Every car has its definitive year. Whether it be the Chevrolet Corvette, the Ford Mustang, or yes, even the ubiquitous Toyota Camry, 10.2 million of which have been sold since 1983, every car has its year. For the Camry, that year was 1992. With son-of-Lexus styling, a clear sense of purpose and a parent company that had hit its stride as the purveyor of faultlessly reliable family transportation devices, the Camry got its legs in 1992. It's a car that even your mom is likely to remember, even if she never owned one herself.
Thu, 10 Jul 2014 12:01:00 EST
The Camry you see here represents the closest Toyota has come to emulating the magic formula that made the 1992 model the stuff of legends. Compared to the 2014 model, some 2000 of the car's 6,000 parts are new, most of them involving things you can see or touch (on the outside, for example, only the roof carries over from 2014).
It's not a full redesign, but nevertheless it's a stunning development considering the predecessor upon which it's based only survived two model years.
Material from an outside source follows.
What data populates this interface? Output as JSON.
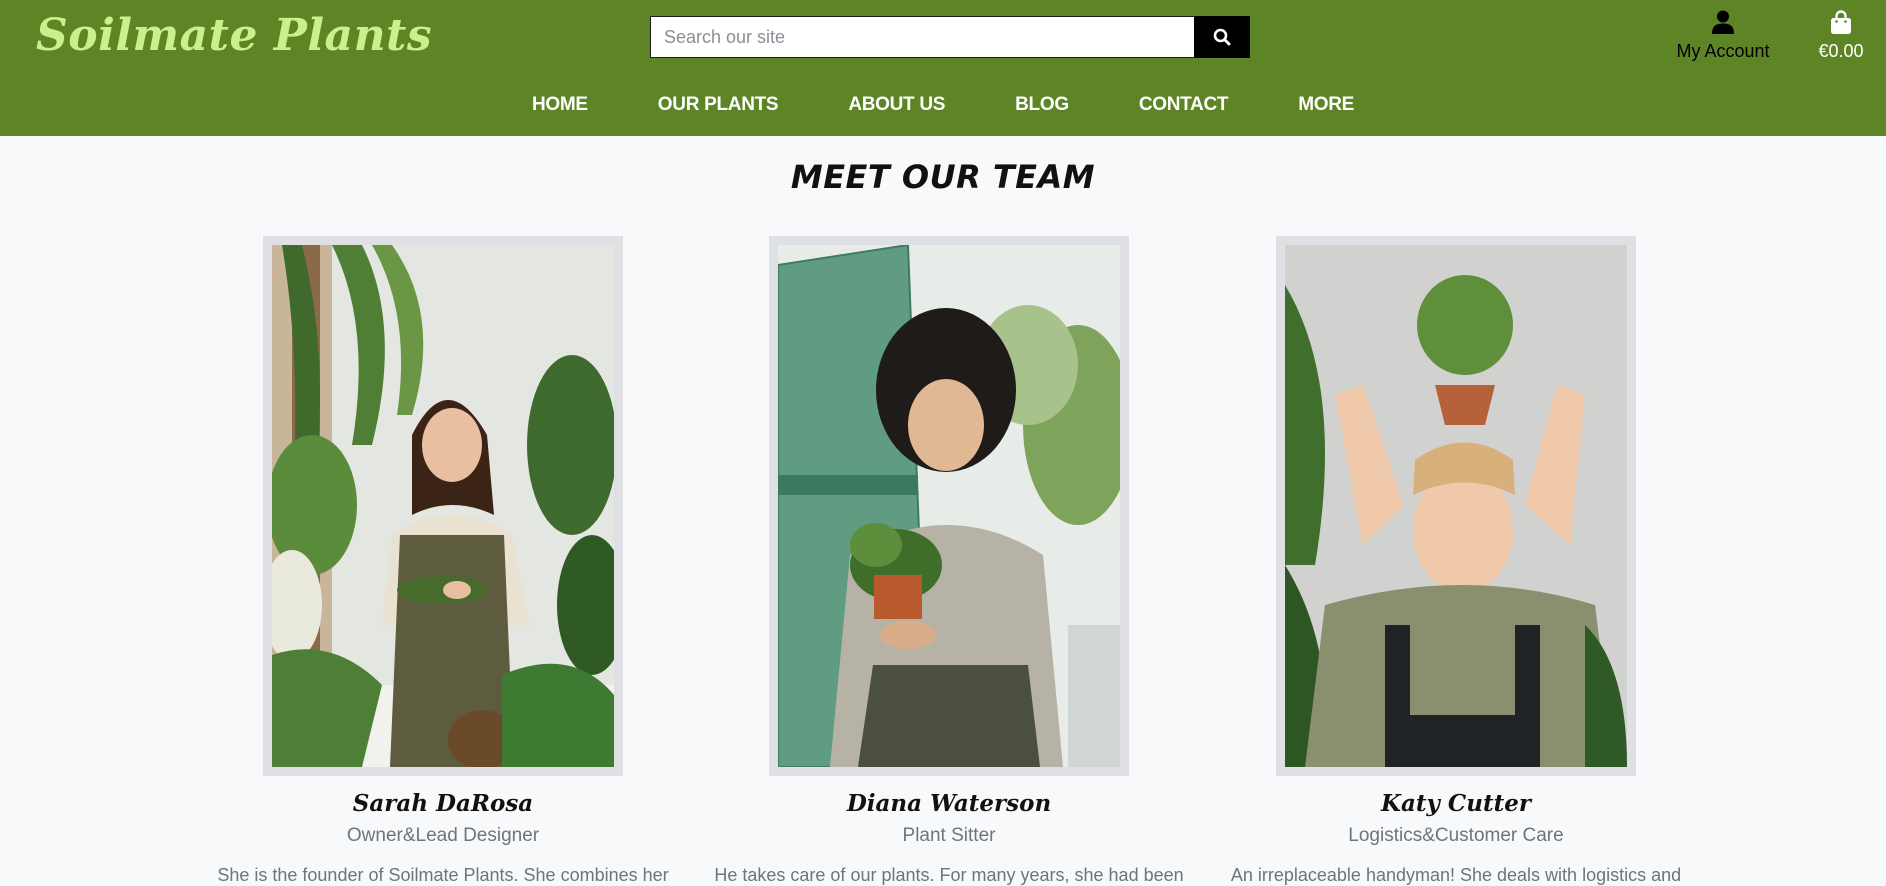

That's a testament to both the hyper-competitive nature of the family sedan segment and the lukewarm critical response that the outgoing car garnered. But that's in the past now - after driving this 2015 model, we suspect the new car's changes will be thorough enough to continue pulling in new customers by the hundreds of thousands each year for the foreseeable future.
Introduced at the end of 2006, this is the last year for the Toyota FJ Cruiser, the reincarnated FJ40-series Land Cruiser that will shortly journey to Takama-ga-hara, the Plain of High Heaven. In its first model year, we drove it to SEMA and found it, shall we say, coarse. It bobbled on the freeway and droned in the cabin, its boxy interior providing four bounce-boards for unpleasant frequencies. Tall mirrors helped one work around the eclipse of vision aft of the B-pillars, but navigating traffic required forethought and technique. Its turning circle was measured in kilometers. For the first two years of its life, it needed premium gas. It may have been fun to look at, but we couldn't wait to get out of it.
Sat, 26 Oct 2013 09:55:00 EST
That's not the case anymore, and now the FJ Cruiser is poised to join a long list of vehicles that got better and better, then got axed.
A jury has decided that faulty software was to blame for a crash involving a 2005 Toyota Camry that killed one woman and injured another. This is the first time Toyota has been found liable by a jury in a lawsuit involving sudden acceleration claims. Toyota has maintained that driver error is the most likely cause for cases of sudden acceleration.
Shortly after the jury in the case, which took place in Oklahoma and centered around a crash that injured 76-year-old Jean Bookout and killed her passenger, Barbara Schwarz, reached a verdict that would see Toyota paying $3 million in compensatory damages, a confidential settlement was reached. The jury, which had found Toyota liable for "reckless disregard" for public safety, had yet to decide what punitive damages Toyota would face.
Toyota said in a statement, "While we strongly disagree with the verdict, we are satisfied that the parties reached a mutually acceptable agreement to settle this case. We will continue to defend our products vigorously at trial in other legal venues."